Orchestra is all about how the ensemble communicates across stage and listens to each other for cues for rhythm and timing on the surface and below that, for mood and meaning. Getting to know the tuba player or the librarian or your stand partner means the difference between making music in an orchestra and making music as an orchestra. Our purpose, music making, did not just happen on stage, but also on the bus, in hotel lobbies, and over dumpling soup and schnitzel. Music flowed from the old town square and the inexorable Moldeau River; from grand cathedrals and relics of a mighty Hapsburg Empire to hamlets nestled in rolling hills and valleys along the Danube. Most of all, music flowed out of the people: shop keepers, tour guides, our audience, to whom music was as deep and integral to their upbringing as the history of their nation.

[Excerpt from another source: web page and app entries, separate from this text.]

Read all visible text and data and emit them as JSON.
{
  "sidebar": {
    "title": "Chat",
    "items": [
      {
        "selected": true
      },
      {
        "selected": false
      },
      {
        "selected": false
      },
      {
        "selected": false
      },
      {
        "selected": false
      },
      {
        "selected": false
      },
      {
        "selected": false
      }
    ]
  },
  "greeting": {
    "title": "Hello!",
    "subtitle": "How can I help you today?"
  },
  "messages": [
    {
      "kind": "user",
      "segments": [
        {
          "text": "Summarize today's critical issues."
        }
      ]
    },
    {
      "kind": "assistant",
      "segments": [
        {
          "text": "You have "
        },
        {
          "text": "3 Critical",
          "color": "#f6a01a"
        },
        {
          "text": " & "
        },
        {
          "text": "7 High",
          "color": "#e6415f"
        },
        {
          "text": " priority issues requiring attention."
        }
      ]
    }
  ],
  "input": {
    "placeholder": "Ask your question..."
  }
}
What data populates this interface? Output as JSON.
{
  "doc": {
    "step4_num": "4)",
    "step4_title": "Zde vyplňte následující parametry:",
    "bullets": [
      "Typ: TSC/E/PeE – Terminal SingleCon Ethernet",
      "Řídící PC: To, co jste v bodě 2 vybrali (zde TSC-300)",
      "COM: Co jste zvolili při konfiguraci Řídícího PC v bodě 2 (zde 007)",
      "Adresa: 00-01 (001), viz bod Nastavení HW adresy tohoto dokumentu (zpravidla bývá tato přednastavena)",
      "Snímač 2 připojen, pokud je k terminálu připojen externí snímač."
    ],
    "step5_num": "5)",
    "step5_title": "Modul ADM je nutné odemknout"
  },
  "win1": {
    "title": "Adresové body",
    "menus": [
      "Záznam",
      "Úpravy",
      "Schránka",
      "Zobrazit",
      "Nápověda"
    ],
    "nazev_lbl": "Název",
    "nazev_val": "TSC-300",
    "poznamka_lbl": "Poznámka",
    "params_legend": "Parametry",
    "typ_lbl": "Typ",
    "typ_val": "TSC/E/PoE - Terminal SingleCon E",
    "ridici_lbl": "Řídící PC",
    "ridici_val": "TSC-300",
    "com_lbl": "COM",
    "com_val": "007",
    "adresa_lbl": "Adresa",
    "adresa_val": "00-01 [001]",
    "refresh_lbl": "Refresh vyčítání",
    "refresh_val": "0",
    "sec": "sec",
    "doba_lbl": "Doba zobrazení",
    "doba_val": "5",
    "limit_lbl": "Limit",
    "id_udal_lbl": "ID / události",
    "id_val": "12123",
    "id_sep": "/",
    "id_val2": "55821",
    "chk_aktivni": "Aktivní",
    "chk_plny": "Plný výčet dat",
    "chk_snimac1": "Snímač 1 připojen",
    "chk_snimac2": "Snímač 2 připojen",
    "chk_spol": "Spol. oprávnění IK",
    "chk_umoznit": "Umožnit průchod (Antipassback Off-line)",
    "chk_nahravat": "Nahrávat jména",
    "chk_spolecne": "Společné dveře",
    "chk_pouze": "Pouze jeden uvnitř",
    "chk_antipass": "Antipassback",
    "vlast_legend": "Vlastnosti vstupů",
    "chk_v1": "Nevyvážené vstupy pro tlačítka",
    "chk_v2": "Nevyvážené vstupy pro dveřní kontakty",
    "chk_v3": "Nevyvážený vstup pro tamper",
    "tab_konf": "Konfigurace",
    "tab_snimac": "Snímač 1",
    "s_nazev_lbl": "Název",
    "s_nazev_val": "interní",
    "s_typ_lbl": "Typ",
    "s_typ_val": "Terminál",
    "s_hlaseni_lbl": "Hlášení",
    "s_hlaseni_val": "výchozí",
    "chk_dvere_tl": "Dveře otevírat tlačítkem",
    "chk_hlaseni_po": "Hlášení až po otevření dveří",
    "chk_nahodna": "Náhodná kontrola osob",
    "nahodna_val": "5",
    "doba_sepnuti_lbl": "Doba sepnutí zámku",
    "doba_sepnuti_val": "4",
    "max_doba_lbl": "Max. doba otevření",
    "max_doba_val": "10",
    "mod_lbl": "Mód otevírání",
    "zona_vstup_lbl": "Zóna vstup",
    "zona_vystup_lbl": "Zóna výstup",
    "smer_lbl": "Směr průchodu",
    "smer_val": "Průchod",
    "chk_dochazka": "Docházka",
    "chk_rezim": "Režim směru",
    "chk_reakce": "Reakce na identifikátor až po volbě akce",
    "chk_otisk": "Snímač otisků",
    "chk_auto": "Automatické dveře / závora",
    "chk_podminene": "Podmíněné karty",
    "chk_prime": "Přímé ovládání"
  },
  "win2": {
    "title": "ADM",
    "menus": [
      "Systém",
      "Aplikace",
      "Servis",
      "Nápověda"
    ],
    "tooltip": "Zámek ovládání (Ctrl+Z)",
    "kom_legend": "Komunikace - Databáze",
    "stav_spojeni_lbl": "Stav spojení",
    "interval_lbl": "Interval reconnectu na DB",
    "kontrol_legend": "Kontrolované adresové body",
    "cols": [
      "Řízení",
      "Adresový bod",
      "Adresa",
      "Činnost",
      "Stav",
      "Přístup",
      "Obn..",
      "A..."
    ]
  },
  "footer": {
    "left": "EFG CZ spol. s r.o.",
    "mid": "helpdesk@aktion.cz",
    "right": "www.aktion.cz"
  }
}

Right before our last concert, our conductor Mr. Feddeck told us that the music would have its most meaning afterwards. Despite how emotionally charged we were there in Salzburg, fuller understanding was still be found farther down the road. Maybe it will come to us when we’re back in the States, an ocean apart and years in the future, reminding us that the Old World is in every way still alive.
Kevin Tan ’16 is in Calhoun College. Contact him at email@example.com.